“Happened overnight,” he said, “Hardly anyone living here for years, then suddenly, people all over the place, looking to settle down. Must be the Centennial. Never should have printed all those damned brochures.”

read more

Share on FacebookTweet about this on TwitterShare on Google+Pin on PinterestEmail this to someone

Still the Lucky Few Newsletter-April 2016

Dear Readers of Still the Lucky Few,

It is almost a year since I launched this blog—a good time to send you my first newsletter! I won’t commit myself to a regular schedule for this, but will write you whenever I feel there is something regarding my blog that I’d like you to know.

Thank you everyone!

First, a big thank you to my regular readers, and especially to those of you who add your comments after reading a post. Comments are the bread and butter of a blog. They are the measure of how much you have enjoyed an article, and how much it has resonated with you. For most bloggers, me included, comments keeps us connected to the human race, rather than feeling that we are toiling alone in a dark, cold attic!

read more

Share on FacebookTweet about this on TwitterShare on Google+Pin on PinterestEmail this to someone

Late Bloomers: Is it Ever Too Late?

late bloomersThere’s a difference between late bloomers, and talented older achievers.

Late bloomers arrived late to the party. You can say they procrastinated, dawdled, straggled, lagged behind. Some of them didn’t know what they wanted to do. Some didn’t believe they could do anything. Some tried earlier and failed. Some didn’t try at all until they were old. People called them dilettantes, and laggards. Late Bloomers have many different explanations for why they didn’t succeed at their craft when they were young. But they have one thing in common—once they became older and decided to start, they didn’t stop. Once they realized what they could do, they were on fire.

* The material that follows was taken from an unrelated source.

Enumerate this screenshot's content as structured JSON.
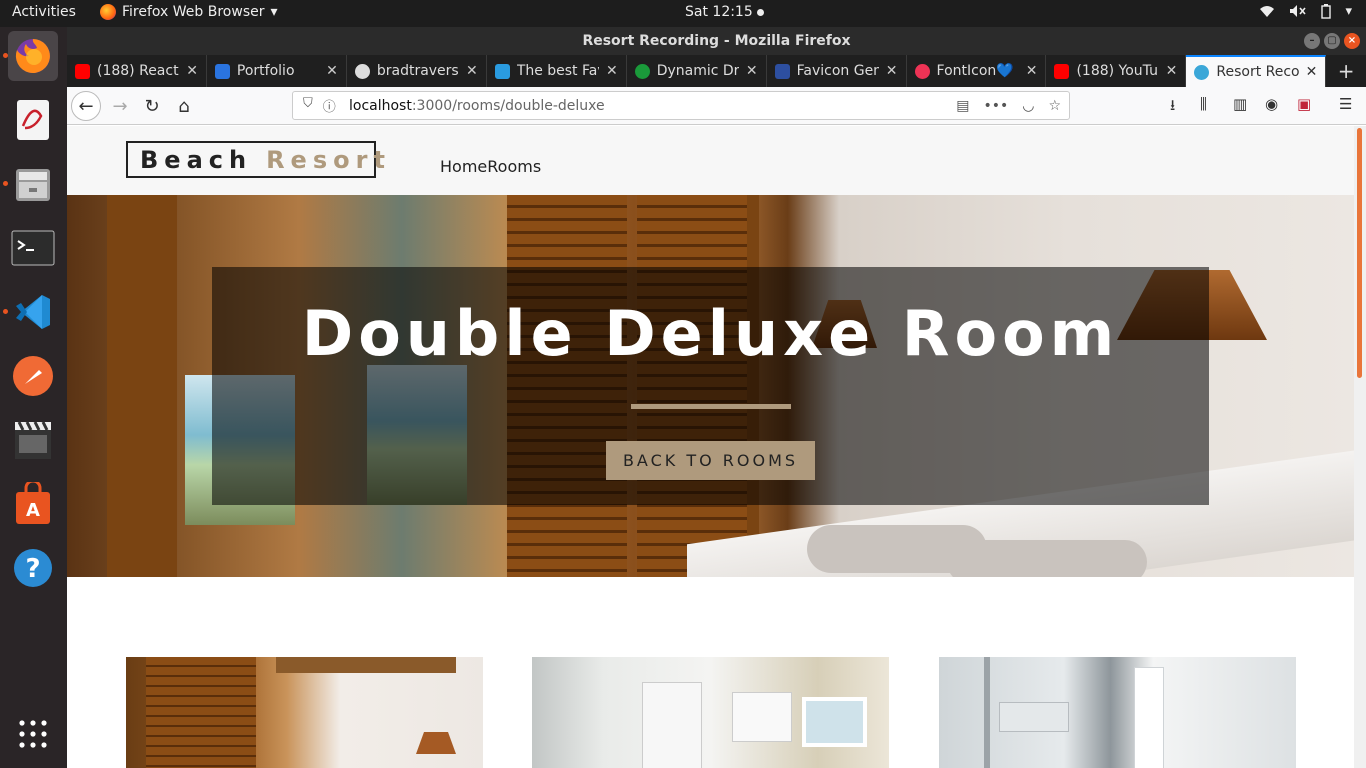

read more

Share on FacebookTweet about this on TwitterShare on Google+Pin on PinterestEmail this to someone